Photo by Pen&Shutter
As I sit and type this, the song Simply having a wonderful Christmas time is ringing out in my local coffee shop. There are snowflakes and robins hanging from the ceiling and my cup is filled with sweet Christmassy-titled goodness.
It feels kind of weird to be blogging about anxiety at a time of year when we’re expected to be all jolly and excited, but recently I’ve been reminded by my friend Amy* that for many this time of year simply doesn’t feel so wonderful. Most weeks I meet with Amy, who has taught me what it’s like to be dealing with anxiety. Amy is learning week by week to be brave, to persevere and not be held back by the sad and anxious thoughts that she has. I’m aware that there will be many people who feel like Amy and so I’ve asked her to share her thoughts, her advice and some of the things she’s learning.
Hello I’m Amy. I’m 12 and ever since I was in Year 5 I noticed that I was always very anxious and upset and it was horrible. I felt like no-one understood and they just thought I was doing it for attention. People started to listen and understand me when I was in Year 7. I went to the doctor and he said that I had anxiety and depression but we don’t really know why.
I’ve been off school for six months and I’m not fully over my anxiety yet, but I’m now getting help from people and slowly getting better. I’m nearly ready to go back to school!
The way I deal with my anxiety is by talking to people, it really helps! In the past six months I’ve really changed for the better… I now want to do SO much more than just sitting in my room alone. I’ve learnt that I’m stronger than I think.
Here’s what else I’ve learnt…
Talk to people
People always used to tell me you have to talk to people but I never did because I thought it would make me worse. Over the past year I’ve started to talk to people about how I’m feeling and it’s really helped. So my advice would be don’t bottle things up, it’ll only make you feel worse.
If you have a fear of something, stand up to it
If you have a fear of going out to places, each day go out the front door and go a bit further when you feel you can. Try to face up to your fear, you can do it!
Go and see your doctor
If you feel down and then happy, have sad thoughts, don’t want to leave your home, don’t care about friends or struggle to go into school then go and see your doctor. It’s not scary – they can really help and give you good advice about how to get better.
Get some fresh air
I used to stay in my house and not want to go outside but then when I did I felt so much better and happier. Fresh air and a walk is good for you!
I starved myself for days at a time and lost so much weight, but it didn’t make me feel any happier, in fact it made me feel worse. Eating well helps to make you feel better, even if you don’t feel like eating try your best. Your body is important and you need to look after yourself.
Focus on positives
Sometimes we can get into the habit of always focusing on the negatives, which only ends up making us feel worse. Each day I write in my diary something that I’m grateful for e.g. my family, for the sunshine, for my house. Focusing on positives makes you feel so much better.

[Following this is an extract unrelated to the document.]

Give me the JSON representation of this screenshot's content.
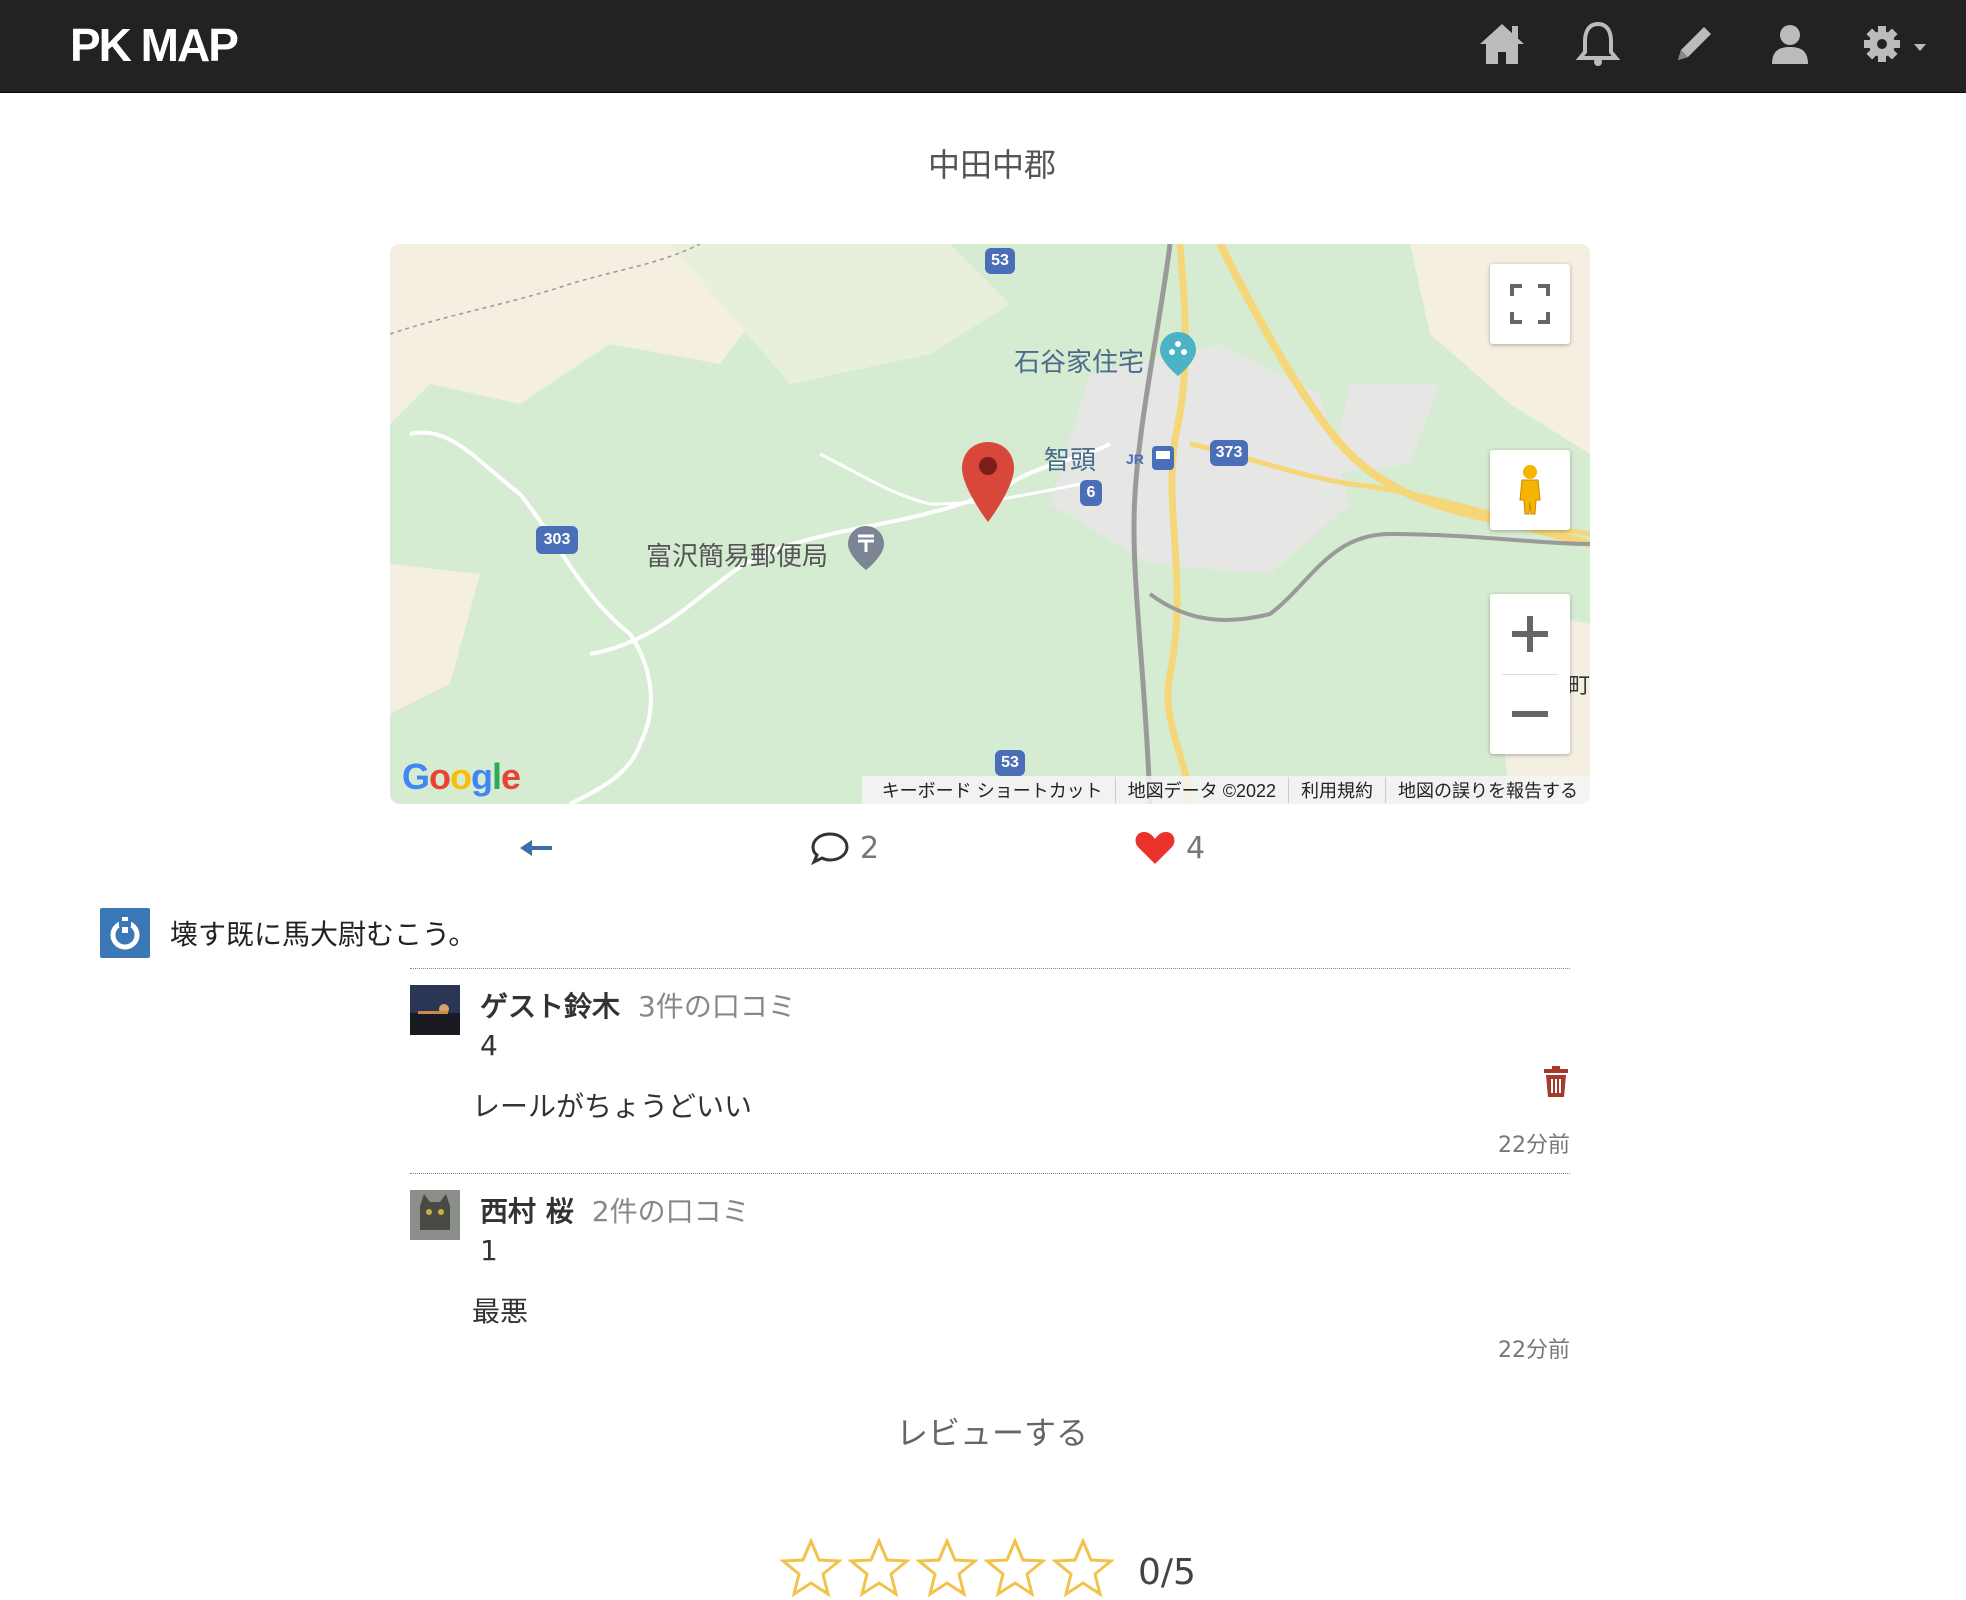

I didn’t do exercise for quite a long time, I didn’t go to school or leave my house. But since I’ve been getting outside and doing exercise my mood has improved. I’ve heard that exercise releases chemicals in your brain that make you feel happier and brighter. Clever!
If you feel anxious, worried or upset then I want you to know that you’re not alone and you can get through this. Life can be hard sometimes and dealing with anxiety can be a difficult challenge but I’m proof that you can get through it and feel a whole lot better! It can take time so don’t rush yourself. Talk to people, enjoy the fresh air and be honest about what you’re going through.
*Names have been changed